New Mexico expands “forever chemicals” lawsuit against US government


New Mexico just expanded its lawsuit over those forever chemicals against the federal government. The chemicals, known as polyfluoroalkyl substances or PFAS, have been found in and around military communities across the state.

The New Mexico Environment Department, New Mexico Office of Natural Resources Trustee and the New Mexico Attorney General announced it amended its lawsuit against the U.S. Under a new EPA rule that went into effect on Monday, the state is allowed to recover the costs of clean-up actions and monetary damages for natural resources. So the state wasted no time in taking advantage of the new rule.

The amended lawsuit seeks all past and future clean-up costs and all natural resource damages at Cannon Air Force Base, Holloman Air Force Base, Kirtland Air Force Base, White Sands Missile Range and Fort Wingate. New Mexico’s original complaint was focused solely on the damage caused by Cannon and Holloman Air Force bases, but the amended complaint expands the lawsuit to include additional DOD sites in New Mexico.

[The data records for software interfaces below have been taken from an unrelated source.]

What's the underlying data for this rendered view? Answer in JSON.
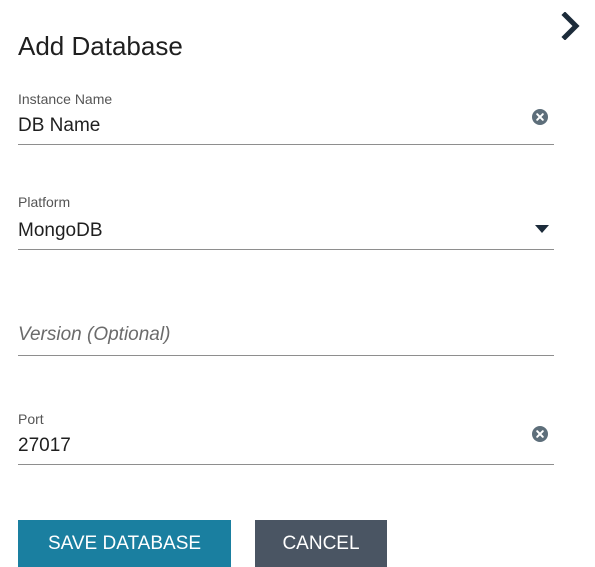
{
  "panel": {
    "title": "Add Database",
    "collapse_icon": "chevron-right-icon"
  },
  "fields": {
    "instance_name": {
      "label": "Instance Name",
      "value": "DB Name",
      "action_icon": "clear-icon"
    },
    "platform": {
      "label": "Platform",
      "value": "MongoDB",
      "action_icon": "caret-down-icon"
    },
    "version": {
      "placeholder": "Version (Optional)",
      "value": ""
    },
    "port": {
      "label": "Port",
      "value": "27017",
      "action_icon": "clear-icon"
    }
  },
  "actions": {
    "save_label": "SAVE DATABASE",
    "cancel_label": "CANCEL"
  },
  "colors": {
    "primary": "#1a7fa0",
    "secondary": "#4a5563",
    "icon": "#5d6e7a",
    "text": "#1f1f1f"
  }
}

“For over five years, the U.S. Department of Defense failed to take accountability for PFAS clean-up in New Mexico – leaving New Mexicans with a legacy of toxic PFAS pollution to shoulder,” NMED Cabinet Secretary James Kenney said. “Thanks to the U.S. Environmental Protection Agency’s science-driven leadership on PFAS, New Mexico will now hold the U.S. Department of Defense accountable for the monetary costs of clean-up and damages to our environment.”

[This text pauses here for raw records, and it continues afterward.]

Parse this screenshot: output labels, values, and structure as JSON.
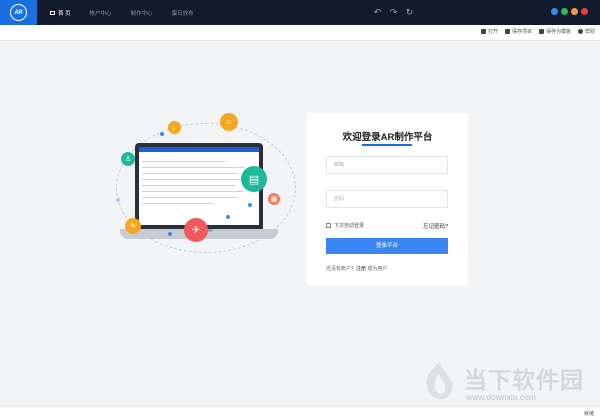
{
  "app": {
    "logo_text": "AR"
  },
  "nav": {
    "items": [
      {
        "label": "首 页"
      },
      {
        "label": "帐户中心"
      },
      {
        "label": "制作中心"
      },
      {
        "label": "蛋日放布"
      }
    ]
  },
  "toolbar": {
    "items": [
      {
        "label": "打开",
        "icon": "folder-icon"
      },
      {
        "label": "保存项目",
        "icon": "save-icon"
      },
      {
        "label": "保存为模板",
        "icon": "template-icon"
      },
      {
        "label": "帮助",
        "icon": "help-icon"
      }
    ]
  },
  "login": {
    "title": "欢迎登录AR制作平台",
    "account_placeholder": "邮箱",
    "password_placeholder": "密码",
    "remember_label": "下次自动登录",
    "forgot_label": "忘记密码?",
    "submit_label": "登录平台",
    "register_prefix": "还没有账户？",
    "register_link": "注册",
    "register_suffix": " 成为用户"
  },
  "watermark": {
    "text": "当下软件园",
    "url": "www.downxia.com"
  },
  "status": {
    "text": "就绪"
  },
  "colors": {
    "titlebar": "#121a2e",
    "brand": "#1a6fe0",
    "button": "#3b86f2",
    "win_controls": [
      "#2f8cf0",
      "#2dbb5a",
      "#f0a030",
      "#e84040"
    ]
  }
}
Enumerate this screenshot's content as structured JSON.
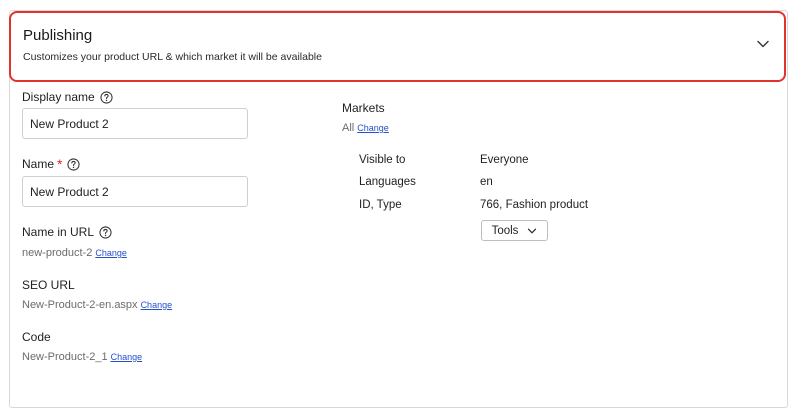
{
  "header": {
    "title": "Publishing",
    "subtitle": "Customizes your product URL & which market it will be available"
  },
  "form": {
    "display_name": {
      "label": "Display name",
      "value": "New Product 2"
    },
    "name": {
      "label": "Name",
      "required_mark": "*",
      "value": "New Product 2"
    },
    "name_in_url": {
      "label": "Name in URL",
      "value": "new-product-2",
      "change": "Change"
    },
    "seo_url": {
      "label": "SEO URL",
      "value": "New-Product-2-en.aspx",
      "change": "Change"
    },
    "code": {
      "label": "Code",
      "value": "New-Product-2_1",
      "change": "Change"
    }
  },
  "markets": {
    "label": "Markets",
    "value": "All",
    "change": "Change"
  },
  "info": {
    "rows": [
      {
        "key": "Visible to",
        "value": "Everyone"
      },
      {
        "key": "Languages",
        "value": "en"
      },
      {
        "key": "ID, Type",
        "value": "766, Fashion product"
      }
    ]
  },
  "tools": {
    "label": "Tools"
  },
  "colors": {
    "highlight_border": "#e0322f",
    "link": "#2450c9",
    "required": "#d62b27"
  },
  "icons": {
    "help": "question-circle-icon",
    "expand": "chevron-down-icon"
  }
}
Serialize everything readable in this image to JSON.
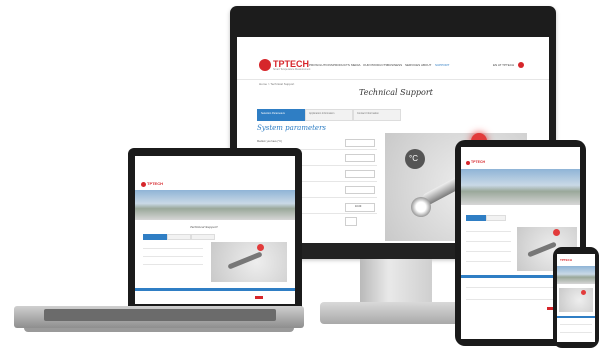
{
  "site": {
    "logo_text": "TPTECH",
    "logo_tagline": "Smart Temperature Measurement",
    "nav": [
      "PROSOLUTIONS",
      "PRODUCTS",
      "MEDIA",
      "OUR PRODUCTS",
      "BUSINESS",
      "SERVICES",
      "ABOUT",
      "SUPPORT"
    ],
    "nav_right": "EN AT TPTECH",
    "breadcrumb": "Home > Technical Support",
    "page_title": "Technical Support",
    "steps": [
      "Selection Parameters",
      "Application Information",
      "Contact Information"
    ],
    "section_title": "System parameters",
    "form_label": "Medium you have (°C)",
    "badge": "°C",
    "value_box": "10.00",
    "footer_button": "Send"
  },
  "colors": {
    "brand_red": "#d6262b",
    "accent_blue": "#2f7ec4",
    "bezel": "#1c1c1c"
  }
}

The new EPA rule designated two widely used PFAS chemicals, perfluorooctanoic acid (PFOA) and perfluorooctanesulfonic acid (PFOS), as hazardous substances under the Comprehensive Environmental Response, Compensation, and Liability Act (CERCLA), to ensure that polluters pay to clean up their contamination. The rule protects people from the health risks posed by “forever chemicals” in communities, as exposure to has been linked to cancers, impacts to the liver and heart and immune and developmental damage to infants and children.

The filing makes New Mexico the first state in the U.S. to take advantage of the EPA rule, effective Monday, and will allow the State to hold the DOD accountable for paying for the cleanup of those areas affected by PFAS, including public and private water sources both on and near federal military bases. PFAS contamination will continue to present an imminent and substantial endangerment to public health and the environment unless the DOD takes immediate action.

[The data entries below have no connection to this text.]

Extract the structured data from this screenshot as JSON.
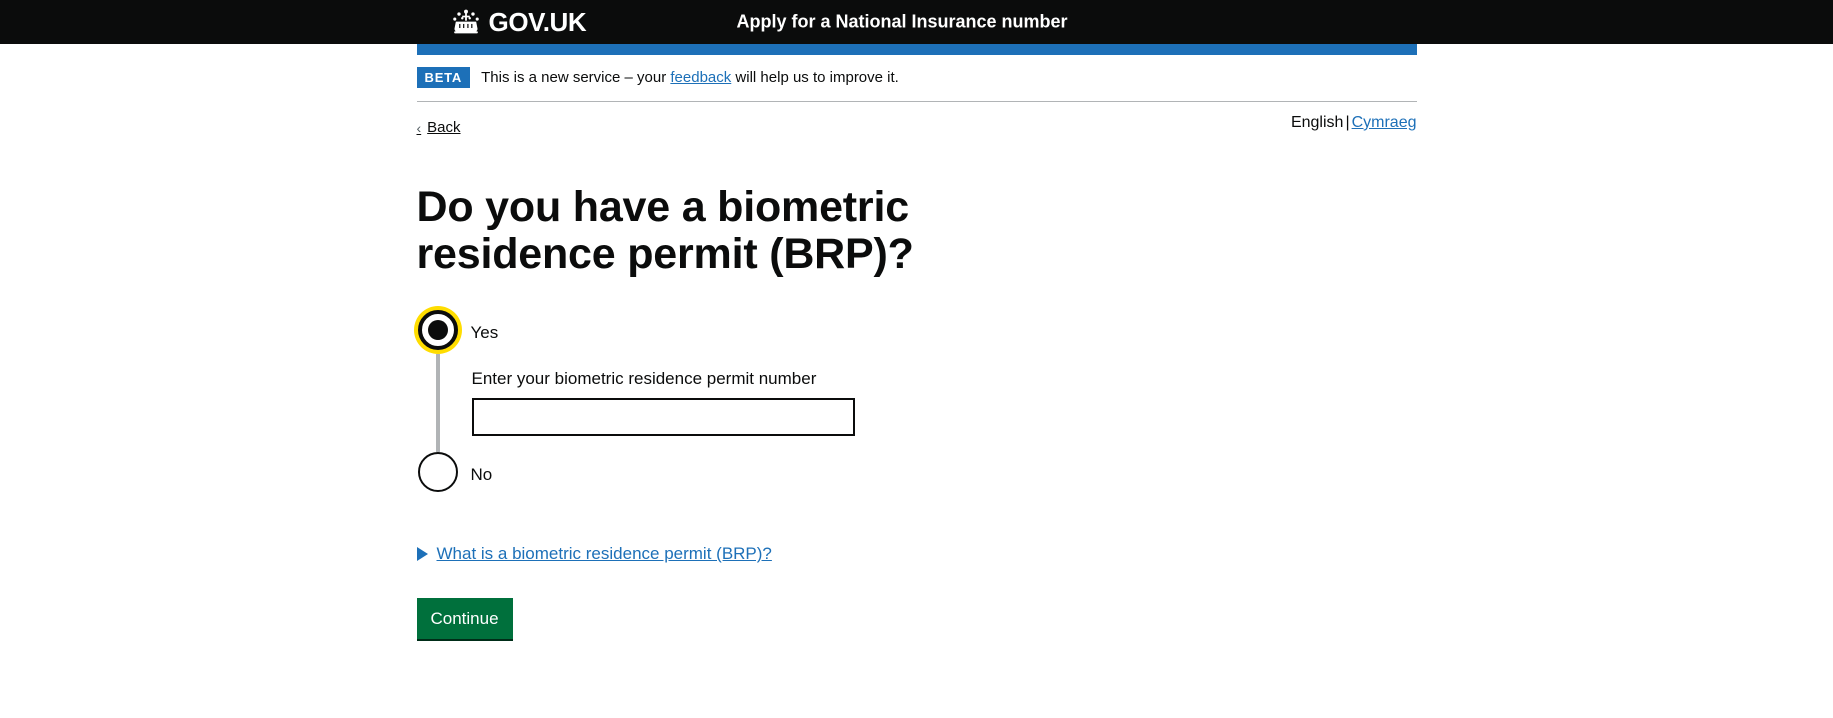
{
  "header": {
    "logo_text": "GOV.UK",
    "crown_icon": "crown-icon",
    "service_name": "Apply for a National Insurance number"
  },
  "phase_banner": {
    "tag": "BETA",
    "text_before": "This is a new service – your ",
    "link_text": "feedback",
    "text_after": " will help us to improve it."
  },
  "navigation": {
    "back_label": "Back",
    "back_chevron": "chevron-left-icon",
    "language": {
      "current": "English",
      "separator": "|",
      "alternative": "Cymraeg"
    }
  },
  "main": {
    "heading": "Do you have a biometric residence permit (BRP)?",
    "radios": [
      {
        "label": "Yes",
        "checked": true,
        "focused": true
      },
      {
        "label": "No",
        "checked": false,
        "focused": false
      }
    ],
    "conditional": {
      "field_label": "Enter your biometric residence permit number",
      "input_value": "",
      "input_placeholder": ""
    },
    "details": {
      "summary": "What is a biometric residence permit (BRP)?",
      "arrow_icon": "triangle-right-icon",
      "expanded": false
    },
    "continue_label": "Continue"
  },
  "colors": {
    "header_black": "#0b0c0c",
    "govuk_blue": "#1d70b8",
    "button_green": "#00703c",
    "focus_yellow": "#ffdd00",
    "border_grey": "#b1b4b6"
  }
}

“The releases of PFAS into the ground surrounding Cannon Air Force Base and other DOD facilities have injured the most valuable natural resource on Earth – our water.  PFAS has now contaminated freshwater aquifers on which the communities and hardworking people of New Mexico depend,” ONRT Maggie Hart Stebbins said. “Our residents suffer when they can’t use that groundwater and it’s time for the federal government to compensate communities that are bearing the burden of its pollution.”

“We applaud the EPA’s listing of certain PFAS, or ‘forever chemicals,’ as hazardous substances under the Superfund statute,” New Mexico Attorney General Raúl Torrez said. “This enables us to pursue monetary damages and costs at federal facilities, as stated in our amended complaint. We are committed to holding all responsible parties, including federal agencies, accountable for their contamination to protect public health and safety.”

PFAS are a group of manmade chemicals used in a variety of products, including food packaging, nonstick pans and aqueous film forming foams (AFFF) used to extinguish fuel-based fires. Growing concerns about PFAS contamination are driven by evidence that exposure to some PFAS chemicals can lead to adverse health effects such as increased cholesterol, reproductive problems and cancer.

In addition to its effects on humans, PFAS have also been documented to affect wildlife, especially birds. Birds ingesting PFAS have resulted in decreased hatching rates and overall destabilization of fragile ecosystems.

Source: Press release